[MATERIAL PROVIDED Boundary: Start]

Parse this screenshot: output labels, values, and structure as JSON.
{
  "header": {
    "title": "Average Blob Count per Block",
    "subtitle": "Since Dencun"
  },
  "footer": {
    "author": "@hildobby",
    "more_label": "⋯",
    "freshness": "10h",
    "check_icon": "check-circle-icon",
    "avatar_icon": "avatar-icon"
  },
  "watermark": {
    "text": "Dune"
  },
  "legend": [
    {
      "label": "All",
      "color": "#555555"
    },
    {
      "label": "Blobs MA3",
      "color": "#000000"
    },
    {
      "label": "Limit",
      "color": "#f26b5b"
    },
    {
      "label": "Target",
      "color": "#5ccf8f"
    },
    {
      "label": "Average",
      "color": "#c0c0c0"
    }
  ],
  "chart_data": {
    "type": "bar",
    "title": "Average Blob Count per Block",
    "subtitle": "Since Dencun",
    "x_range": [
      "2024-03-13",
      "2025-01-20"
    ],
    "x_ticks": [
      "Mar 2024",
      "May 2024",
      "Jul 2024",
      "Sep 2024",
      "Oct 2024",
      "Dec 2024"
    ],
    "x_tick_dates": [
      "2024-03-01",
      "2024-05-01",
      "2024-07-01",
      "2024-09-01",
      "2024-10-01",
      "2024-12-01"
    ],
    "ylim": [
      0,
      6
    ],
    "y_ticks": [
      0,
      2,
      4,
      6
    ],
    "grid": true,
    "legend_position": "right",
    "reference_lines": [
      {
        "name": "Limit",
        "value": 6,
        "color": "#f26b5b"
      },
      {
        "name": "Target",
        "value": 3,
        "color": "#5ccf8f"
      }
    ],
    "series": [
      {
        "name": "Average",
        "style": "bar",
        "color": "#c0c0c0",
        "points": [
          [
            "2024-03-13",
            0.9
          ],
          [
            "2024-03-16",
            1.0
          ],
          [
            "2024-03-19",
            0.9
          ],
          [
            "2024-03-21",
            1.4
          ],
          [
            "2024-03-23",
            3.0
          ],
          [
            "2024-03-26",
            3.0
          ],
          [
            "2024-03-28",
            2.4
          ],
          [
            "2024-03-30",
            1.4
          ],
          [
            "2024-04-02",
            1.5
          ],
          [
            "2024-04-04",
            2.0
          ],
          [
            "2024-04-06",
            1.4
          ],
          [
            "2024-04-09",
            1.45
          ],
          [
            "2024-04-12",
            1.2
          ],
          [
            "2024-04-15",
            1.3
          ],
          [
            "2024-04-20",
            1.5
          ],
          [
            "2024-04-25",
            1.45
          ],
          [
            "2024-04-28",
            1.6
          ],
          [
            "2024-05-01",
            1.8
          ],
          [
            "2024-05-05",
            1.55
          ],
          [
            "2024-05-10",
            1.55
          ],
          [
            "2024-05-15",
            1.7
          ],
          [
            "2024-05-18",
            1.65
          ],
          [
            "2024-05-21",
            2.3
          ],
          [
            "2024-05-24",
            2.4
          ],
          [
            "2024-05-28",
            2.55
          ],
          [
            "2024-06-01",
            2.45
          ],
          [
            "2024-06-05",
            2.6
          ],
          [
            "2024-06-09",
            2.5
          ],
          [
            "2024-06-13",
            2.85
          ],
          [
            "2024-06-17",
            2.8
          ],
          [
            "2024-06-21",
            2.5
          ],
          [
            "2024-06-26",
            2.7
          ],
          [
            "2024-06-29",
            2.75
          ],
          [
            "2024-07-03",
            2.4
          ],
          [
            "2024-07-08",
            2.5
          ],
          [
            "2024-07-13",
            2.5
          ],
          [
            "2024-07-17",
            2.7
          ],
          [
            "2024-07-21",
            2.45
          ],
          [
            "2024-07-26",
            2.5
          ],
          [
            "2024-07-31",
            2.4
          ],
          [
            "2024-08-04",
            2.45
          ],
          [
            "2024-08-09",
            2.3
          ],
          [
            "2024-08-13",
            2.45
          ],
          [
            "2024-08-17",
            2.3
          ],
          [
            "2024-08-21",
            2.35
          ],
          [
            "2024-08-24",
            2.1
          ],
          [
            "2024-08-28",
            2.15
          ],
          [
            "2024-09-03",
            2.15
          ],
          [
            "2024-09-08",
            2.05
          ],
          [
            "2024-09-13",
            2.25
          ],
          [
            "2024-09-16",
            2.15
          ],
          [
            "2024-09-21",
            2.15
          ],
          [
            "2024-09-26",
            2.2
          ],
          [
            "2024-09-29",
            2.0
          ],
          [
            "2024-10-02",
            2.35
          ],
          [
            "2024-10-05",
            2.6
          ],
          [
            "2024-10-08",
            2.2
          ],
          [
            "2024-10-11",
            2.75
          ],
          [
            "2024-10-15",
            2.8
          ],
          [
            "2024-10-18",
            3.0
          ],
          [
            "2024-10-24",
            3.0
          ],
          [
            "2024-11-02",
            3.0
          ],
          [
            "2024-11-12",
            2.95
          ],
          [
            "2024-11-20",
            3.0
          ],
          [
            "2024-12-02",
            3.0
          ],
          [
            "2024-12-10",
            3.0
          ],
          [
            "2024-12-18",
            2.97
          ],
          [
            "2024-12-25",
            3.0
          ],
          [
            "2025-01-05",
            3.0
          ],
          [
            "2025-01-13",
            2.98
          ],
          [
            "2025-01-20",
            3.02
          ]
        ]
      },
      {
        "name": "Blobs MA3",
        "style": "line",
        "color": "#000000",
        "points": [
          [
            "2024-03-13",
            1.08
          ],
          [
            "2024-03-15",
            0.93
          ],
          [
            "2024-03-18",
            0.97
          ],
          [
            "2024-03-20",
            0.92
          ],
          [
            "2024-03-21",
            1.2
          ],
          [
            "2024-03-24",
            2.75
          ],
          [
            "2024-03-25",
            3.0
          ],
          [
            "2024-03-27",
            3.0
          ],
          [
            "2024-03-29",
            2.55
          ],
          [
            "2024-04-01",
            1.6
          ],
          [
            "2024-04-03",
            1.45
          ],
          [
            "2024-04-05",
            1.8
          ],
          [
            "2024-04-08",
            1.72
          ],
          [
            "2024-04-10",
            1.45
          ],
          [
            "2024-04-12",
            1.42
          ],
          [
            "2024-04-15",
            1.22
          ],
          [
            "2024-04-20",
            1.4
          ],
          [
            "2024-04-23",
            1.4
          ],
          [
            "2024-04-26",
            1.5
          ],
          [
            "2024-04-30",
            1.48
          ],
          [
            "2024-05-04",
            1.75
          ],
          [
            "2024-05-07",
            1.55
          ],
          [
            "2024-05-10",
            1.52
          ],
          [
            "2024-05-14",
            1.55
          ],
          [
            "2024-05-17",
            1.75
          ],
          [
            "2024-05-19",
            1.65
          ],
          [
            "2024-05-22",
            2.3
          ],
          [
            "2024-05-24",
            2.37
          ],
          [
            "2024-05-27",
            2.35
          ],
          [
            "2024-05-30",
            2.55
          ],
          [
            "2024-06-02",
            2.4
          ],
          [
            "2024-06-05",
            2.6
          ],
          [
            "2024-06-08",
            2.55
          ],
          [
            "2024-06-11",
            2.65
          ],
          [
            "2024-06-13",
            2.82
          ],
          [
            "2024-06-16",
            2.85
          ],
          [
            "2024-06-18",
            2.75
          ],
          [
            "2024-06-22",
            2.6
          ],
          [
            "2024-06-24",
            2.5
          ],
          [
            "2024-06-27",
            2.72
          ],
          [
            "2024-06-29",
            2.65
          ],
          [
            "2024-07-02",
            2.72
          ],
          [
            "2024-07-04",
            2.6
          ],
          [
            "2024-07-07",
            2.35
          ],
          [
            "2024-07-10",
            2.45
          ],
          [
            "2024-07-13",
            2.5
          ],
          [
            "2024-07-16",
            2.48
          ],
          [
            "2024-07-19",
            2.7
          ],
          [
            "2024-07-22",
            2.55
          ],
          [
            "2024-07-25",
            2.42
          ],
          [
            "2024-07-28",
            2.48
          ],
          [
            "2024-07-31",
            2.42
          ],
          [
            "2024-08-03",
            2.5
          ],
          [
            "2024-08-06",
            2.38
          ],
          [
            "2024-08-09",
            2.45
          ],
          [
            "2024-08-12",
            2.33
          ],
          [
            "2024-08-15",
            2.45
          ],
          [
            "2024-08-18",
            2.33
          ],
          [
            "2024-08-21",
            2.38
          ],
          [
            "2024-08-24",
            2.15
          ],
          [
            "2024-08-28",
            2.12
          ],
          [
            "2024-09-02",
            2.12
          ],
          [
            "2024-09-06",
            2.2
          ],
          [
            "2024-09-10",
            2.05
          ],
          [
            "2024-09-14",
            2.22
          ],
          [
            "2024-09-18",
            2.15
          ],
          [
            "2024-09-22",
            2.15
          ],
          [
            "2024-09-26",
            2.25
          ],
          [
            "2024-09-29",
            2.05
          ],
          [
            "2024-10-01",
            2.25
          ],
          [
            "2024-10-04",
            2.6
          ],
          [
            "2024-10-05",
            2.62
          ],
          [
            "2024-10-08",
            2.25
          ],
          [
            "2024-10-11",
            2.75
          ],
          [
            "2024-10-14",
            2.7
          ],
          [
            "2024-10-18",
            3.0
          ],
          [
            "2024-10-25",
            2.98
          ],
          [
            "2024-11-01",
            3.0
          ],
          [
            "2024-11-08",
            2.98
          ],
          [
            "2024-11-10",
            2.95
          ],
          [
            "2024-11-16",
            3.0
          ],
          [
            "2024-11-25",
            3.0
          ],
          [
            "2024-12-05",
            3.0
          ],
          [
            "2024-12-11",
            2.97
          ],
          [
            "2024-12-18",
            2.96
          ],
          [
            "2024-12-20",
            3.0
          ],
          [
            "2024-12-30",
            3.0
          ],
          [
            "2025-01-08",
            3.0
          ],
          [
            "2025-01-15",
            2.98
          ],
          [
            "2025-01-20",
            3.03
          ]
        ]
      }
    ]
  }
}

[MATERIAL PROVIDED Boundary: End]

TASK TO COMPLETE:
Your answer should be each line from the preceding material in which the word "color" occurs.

WRITTEN RESPONSE:
      "color": "#555555"
      "color": "#000000"
      "color": "#f26b5b"
      "color": "#5ccf8f"
      "color": "#c0c0c0"
        "color": "#f26b5b"
        "color": "#5ccf8f"
        "color": "#c0c0c0",
        "color": "#000000",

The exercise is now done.